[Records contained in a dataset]
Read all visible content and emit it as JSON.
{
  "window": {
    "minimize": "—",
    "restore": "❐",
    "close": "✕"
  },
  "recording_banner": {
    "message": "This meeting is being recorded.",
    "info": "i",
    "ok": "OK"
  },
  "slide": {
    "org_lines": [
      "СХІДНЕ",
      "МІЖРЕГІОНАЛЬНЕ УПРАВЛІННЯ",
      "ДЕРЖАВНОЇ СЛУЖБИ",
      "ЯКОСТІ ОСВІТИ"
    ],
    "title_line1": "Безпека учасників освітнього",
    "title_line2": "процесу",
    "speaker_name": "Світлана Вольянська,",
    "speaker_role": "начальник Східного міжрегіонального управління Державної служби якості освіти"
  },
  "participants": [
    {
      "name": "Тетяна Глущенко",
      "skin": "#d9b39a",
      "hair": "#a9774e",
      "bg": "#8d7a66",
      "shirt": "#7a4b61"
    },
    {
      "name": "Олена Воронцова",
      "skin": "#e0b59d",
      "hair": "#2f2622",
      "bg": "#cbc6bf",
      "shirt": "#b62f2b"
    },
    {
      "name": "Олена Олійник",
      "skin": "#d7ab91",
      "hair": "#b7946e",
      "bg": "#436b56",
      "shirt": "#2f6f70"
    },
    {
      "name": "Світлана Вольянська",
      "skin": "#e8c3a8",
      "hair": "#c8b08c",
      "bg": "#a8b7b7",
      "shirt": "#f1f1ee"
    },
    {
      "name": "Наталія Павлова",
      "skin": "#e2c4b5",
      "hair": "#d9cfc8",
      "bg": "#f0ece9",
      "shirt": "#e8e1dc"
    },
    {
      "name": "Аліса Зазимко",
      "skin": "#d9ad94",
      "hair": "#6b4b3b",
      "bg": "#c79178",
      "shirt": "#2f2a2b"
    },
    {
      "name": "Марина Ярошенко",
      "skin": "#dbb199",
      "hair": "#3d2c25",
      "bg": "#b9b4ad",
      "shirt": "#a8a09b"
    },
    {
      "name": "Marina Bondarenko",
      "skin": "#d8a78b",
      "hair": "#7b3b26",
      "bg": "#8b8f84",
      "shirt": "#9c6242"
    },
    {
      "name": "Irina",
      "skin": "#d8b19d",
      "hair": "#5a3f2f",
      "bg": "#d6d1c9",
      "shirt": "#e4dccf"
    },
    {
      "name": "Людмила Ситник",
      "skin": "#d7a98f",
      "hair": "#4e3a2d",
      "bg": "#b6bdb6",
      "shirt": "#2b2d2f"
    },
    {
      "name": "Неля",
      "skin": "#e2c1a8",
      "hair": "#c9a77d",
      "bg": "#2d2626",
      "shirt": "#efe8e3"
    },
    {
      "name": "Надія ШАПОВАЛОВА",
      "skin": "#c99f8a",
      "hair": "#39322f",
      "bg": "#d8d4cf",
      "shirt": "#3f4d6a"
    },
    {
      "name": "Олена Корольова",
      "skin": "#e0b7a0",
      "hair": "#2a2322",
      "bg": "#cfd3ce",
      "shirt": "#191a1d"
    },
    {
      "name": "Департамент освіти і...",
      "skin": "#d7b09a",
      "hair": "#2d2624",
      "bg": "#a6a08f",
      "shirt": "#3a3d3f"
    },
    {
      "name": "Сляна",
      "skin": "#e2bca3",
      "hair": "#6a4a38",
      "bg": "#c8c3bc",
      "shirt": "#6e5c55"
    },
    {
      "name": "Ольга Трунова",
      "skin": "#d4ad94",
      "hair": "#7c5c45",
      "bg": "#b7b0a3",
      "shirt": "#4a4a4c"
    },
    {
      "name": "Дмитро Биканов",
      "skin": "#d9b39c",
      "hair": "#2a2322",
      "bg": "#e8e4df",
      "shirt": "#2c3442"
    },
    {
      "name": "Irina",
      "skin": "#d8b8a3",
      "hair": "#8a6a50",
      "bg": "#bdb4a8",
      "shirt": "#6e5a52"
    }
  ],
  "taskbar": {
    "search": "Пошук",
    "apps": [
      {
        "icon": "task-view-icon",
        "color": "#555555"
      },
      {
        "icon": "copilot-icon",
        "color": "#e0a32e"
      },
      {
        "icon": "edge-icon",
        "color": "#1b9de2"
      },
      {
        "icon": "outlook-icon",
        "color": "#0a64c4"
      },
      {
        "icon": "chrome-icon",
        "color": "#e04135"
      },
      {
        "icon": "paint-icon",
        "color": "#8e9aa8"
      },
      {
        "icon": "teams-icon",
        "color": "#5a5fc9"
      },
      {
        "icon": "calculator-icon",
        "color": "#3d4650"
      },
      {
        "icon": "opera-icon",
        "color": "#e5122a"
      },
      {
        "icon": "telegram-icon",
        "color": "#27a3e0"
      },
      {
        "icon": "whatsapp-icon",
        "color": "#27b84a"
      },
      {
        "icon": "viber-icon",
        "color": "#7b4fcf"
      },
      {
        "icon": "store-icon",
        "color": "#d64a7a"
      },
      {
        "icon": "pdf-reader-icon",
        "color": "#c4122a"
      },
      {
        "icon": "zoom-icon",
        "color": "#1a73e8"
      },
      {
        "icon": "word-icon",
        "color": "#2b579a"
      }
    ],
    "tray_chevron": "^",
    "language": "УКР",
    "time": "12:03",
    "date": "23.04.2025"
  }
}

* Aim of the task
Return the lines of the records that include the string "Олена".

* Written solution
      "name": "Олена Воронцова",
      "name": "Олена Олійник",
      "name": "Олена Корольова",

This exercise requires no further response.